The unwieldy concept of change may sometimes be hard to define. Is change the person picking up an extra piece of trash when they previously would not have?
Blog post written by Björn Eriksson, Research Assistant at Charles University in Prague.
Is change the conversation by the water cooler that has never occurred before? Is change the increasing number of people showing up for a demonstration? In Mistra Environmental Communication - Work Package 5 - Media and Art we would like for all of these examples to be examples of change. It can be a measurable number that increases or decreases due to our actions, but it can also be an unmeasurable shifting of perspectives on ideas of sustainability. We wish for change to be unruly so that projects are not overlooked because of their seeming unmeasurability, and so that we can make efforts to engage even when we can not predict the outcome.

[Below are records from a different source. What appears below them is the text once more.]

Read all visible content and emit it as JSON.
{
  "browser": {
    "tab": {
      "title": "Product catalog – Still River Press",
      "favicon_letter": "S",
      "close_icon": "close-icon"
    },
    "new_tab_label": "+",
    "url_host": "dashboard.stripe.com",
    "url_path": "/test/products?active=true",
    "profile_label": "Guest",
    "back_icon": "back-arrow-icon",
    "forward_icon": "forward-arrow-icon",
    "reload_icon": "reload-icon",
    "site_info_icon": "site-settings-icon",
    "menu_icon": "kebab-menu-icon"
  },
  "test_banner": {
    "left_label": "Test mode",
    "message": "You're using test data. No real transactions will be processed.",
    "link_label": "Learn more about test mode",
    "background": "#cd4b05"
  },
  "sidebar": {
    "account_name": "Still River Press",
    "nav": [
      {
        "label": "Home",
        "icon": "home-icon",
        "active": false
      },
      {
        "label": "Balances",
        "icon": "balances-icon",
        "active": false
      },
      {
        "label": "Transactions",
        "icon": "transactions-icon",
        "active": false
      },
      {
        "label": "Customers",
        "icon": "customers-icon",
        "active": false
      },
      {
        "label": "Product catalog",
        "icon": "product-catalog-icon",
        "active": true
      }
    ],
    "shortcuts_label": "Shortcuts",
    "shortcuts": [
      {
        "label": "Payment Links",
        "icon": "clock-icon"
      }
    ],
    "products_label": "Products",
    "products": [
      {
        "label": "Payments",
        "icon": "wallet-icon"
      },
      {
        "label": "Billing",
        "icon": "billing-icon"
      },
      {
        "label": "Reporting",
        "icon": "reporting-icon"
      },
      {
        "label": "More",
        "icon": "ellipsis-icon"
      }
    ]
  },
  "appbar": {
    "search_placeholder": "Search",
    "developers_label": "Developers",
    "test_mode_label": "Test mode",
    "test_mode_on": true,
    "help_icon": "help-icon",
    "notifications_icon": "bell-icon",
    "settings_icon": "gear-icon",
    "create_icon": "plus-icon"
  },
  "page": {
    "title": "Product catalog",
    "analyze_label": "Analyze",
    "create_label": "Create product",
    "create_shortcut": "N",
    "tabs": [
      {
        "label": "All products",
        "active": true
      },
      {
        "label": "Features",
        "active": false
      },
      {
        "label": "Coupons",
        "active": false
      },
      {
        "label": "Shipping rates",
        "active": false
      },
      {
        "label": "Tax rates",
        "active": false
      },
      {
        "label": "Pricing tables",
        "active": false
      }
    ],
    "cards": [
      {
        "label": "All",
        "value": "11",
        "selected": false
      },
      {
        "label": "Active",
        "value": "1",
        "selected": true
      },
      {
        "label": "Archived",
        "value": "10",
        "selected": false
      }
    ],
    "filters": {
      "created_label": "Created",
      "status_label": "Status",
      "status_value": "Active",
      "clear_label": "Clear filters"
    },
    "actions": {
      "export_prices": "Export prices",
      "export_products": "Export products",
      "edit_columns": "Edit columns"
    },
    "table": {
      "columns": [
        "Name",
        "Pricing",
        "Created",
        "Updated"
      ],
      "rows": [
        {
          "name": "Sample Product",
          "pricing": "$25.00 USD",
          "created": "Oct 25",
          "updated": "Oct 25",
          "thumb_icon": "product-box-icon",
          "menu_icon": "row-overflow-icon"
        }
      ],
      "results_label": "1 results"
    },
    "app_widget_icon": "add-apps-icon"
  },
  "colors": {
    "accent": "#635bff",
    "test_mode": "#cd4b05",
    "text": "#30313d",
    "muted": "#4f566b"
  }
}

When we look for change we find it in the big and the small. We see it in how governments legislate, we see it in industry initiatives, we see it in individuals’ actions. When a government directs funding towards efforts labelled ‘sustainable’, when organisations formulate missions that consider environmental impacts, when individuals participate in actions to restore wetlands, when actors make choices of impact we see change in action. Change is in the details that guide society on individual, local and systemic levels.
Change can be activated in a multitude of ways. In art, it can be through asking the audience to engage with perspectives not considered before. Perhaps inviting visitors to consider a seemingly wild garden as a haven for biodiversity. In activism, it can be by listening to groups previously unheard or by participating in unconventional actions. Perhaps producing documentaries telling the stories of indigenous communities. In academia, it can be through sharing new understandings of how nature functions or what the world thrives on. Perhaps considering nature and culture as intrinsically interlinked or learning how trees capture carbon dioxide in ways previously unknown. In policies, it can be through the use of language. Perhaps by addressing beyond-humans rather than nature in sustainability guidelines, systems can be steered, for example, to use less plastic equally for the sake of vegetation, microbes, animals and more. Change is enacted in the engagements with one another in creative ways that allow each of us to consider our current positioning and invite us to shift that position.
As such, the responsibility for change lies within all of us. Each engagement we make has the potential to create change. Yet, for systemic change to happen the limited reach any one individual has can perhaps only do so much. For systemic change, the system needs to be held responsible. Meaning what controls the system, what guides its movements, what determines its functions, needs to be affected. Guidelines, frameworks and missions must be held responsible for the affects, actions and ideals they achieve. Thus, in parallel to the responsibilities of individuals, there are responsibilities of systems affected by individuals to create change. Change happens when the system and the individual collaborate to achieve new ideals. It is not up to any one of these instances, it is up to them together.